The AHRQ PSNet Collection comprises an extensive selection of resources relevant to the patient safety community. These resources come in a variety of formats, including literature, research, tools, and Web sites. Resources are identified using the National Library of Medicine’s Medline database, various news and content aggregators, and the expertise of the AHRQ PSNet editorial and technical teams.
Berggren K, Ekstedt M, Joelsson‐Alm E, et al. J Clin Nurs. 2023;32:7372-7381.
Intensive care units (ICU) experienced extensive, rapid reorganization at the beginning of the COVID-19 pandemic. This qualitative study of ICU personnel uncovered multiple ways they experienced decreases in patient safety during the initial reorganization. They reported the unfortunate necessity of "cutting safety corners," poorly adapted temporary ICUs, and feelings of increased personal responsibility due to changes in skill mix. Participants reported the care provided was safe, but of lower quality than was typical.
Tataei A, Rahimi B, Afshar HL, et al. BMC Health Serv Res. 2023;23:527.
Patient handoffs present opportunities for miscommunication and errors. This quasi-experimental study examined the impact of an electronic nursing handover system (ENHS) on patient safety and handover quality among patients both with and without COVID-19 in the intensive care unit (ICU). Findings indicate that the ENHS improved the quality of the handover, reduced handover time, and increased patient safety.

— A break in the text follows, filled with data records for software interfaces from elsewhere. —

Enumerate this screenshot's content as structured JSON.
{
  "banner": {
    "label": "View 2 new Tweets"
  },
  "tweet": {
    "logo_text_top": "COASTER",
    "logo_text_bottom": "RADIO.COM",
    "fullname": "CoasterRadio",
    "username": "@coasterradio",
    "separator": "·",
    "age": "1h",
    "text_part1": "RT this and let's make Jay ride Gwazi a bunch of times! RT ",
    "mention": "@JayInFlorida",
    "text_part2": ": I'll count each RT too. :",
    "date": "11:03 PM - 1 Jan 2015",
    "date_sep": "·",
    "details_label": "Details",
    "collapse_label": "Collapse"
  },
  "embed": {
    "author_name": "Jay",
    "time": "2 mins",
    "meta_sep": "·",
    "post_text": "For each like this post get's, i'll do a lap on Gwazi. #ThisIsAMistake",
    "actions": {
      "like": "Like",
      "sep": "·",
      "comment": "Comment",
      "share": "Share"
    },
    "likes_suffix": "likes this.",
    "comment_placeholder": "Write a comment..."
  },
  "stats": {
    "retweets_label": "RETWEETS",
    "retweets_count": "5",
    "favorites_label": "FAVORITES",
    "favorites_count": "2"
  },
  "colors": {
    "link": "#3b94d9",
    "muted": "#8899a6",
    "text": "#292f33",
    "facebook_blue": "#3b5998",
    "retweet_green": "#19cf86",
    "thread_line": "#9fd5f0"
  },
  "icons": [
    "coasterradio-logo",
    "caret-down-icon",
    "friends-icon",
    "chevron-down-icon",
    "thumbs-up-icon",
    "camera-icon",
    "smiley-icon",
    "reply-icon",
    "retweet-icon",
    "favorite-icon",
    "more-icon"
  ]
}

Edmonds JK, George EK, Iobst SE, et al. J Obstet Gynecol Neonatal Nurs. 2023;52:286-295.
Staffing and nursing time at the bedside play a role in missed nursing care. This study focused on the role of COVID-19 on staffing and nursing time at the bedside and, therefore, on missed nursing care in labor and delivery units. During a peak of the pandemic, this study of obstetrics nurses found perceptions of nursing time at the bedside and adequate staffing played a significant role in missed nursing care.
Rosen A, Carter D, Applebaum JR, et al. J Patient Saf. 2022;18:e1219-e1225.
The COVID-19 pandemic had wide-ranging impacts on care delivery and patient safety. This study examined the relationship between critical care clinician experiences related to patient safety during the pandemic and COVID-19 caseloads during the pandemic. Findings suggest that as COVID-19 caseloads increased, clinicians were more likely to perceive care as less safe.
The COVID-19 pandemic dramatically changed healthcare delivery across all settings. This qualitative study explored perceptions of patient safety in intensive care among nurses redeployed to intensive care settings during the pandemic. Nurses reported increases in patient safety risks during the pandemic, which were largely attributed to changes in nursing skill mix and poor continuity of care.
Falk A-C, Nymark C, Göransson KE, et al. Intensive Crit Care Nurs. 2022:103276.
Needed nursing care that is delayed, partially completed, or not completed at all is known as missed nursing care (MNC). Researchers surveyed critical care registered nurses during two phases of the COVID-19 pandemic about recent missed nursing care, perceived quality of care, and contributing factors. There were no major changes in the types of, or reasons for, MNC compared to the reference survey completed in fall 2019.
Missed or incomplete nursing care can adversely affect care quality and safety. Based on survey responses from 295 frontline nurses in the Philippines, this study explored factors contributing to missed nursing care during the COVID-19 pandemic. Findings suggest that nurses most frequently missed tasks such as patient surveillance, comforting patients, skin care, ambulation, and oral hygiene. The authors suggest that increasing nurse staffing, adequate use of personal protective equipment, and improved safety culture may reduce instances of missed care.
von Vogelsang A‐C, Göransson KE, Falk A‐C, et al. J Nurs Manag. 2021;29:2343-2352.
Incomplete nursing care can be detrimental to care quality and patient safety. This cross-sectional survey of nurses in Sweden at one acute care hospital did not identify significant differences in missed nursing care before and during the COVID-19 pandemic. The authors posit that these results may be attributed to maintaining nurse-patient ratios, sufficient nursing skill mix, and patient mix.
Hospitals have been deeply challenged to provide effective care during the COVID crisis. This article discusses how rationing and ineffective protection for families and patients may have contributed to preventable death and the spread of the virus in families due to unnecessary referrals of patients to home care and hospice.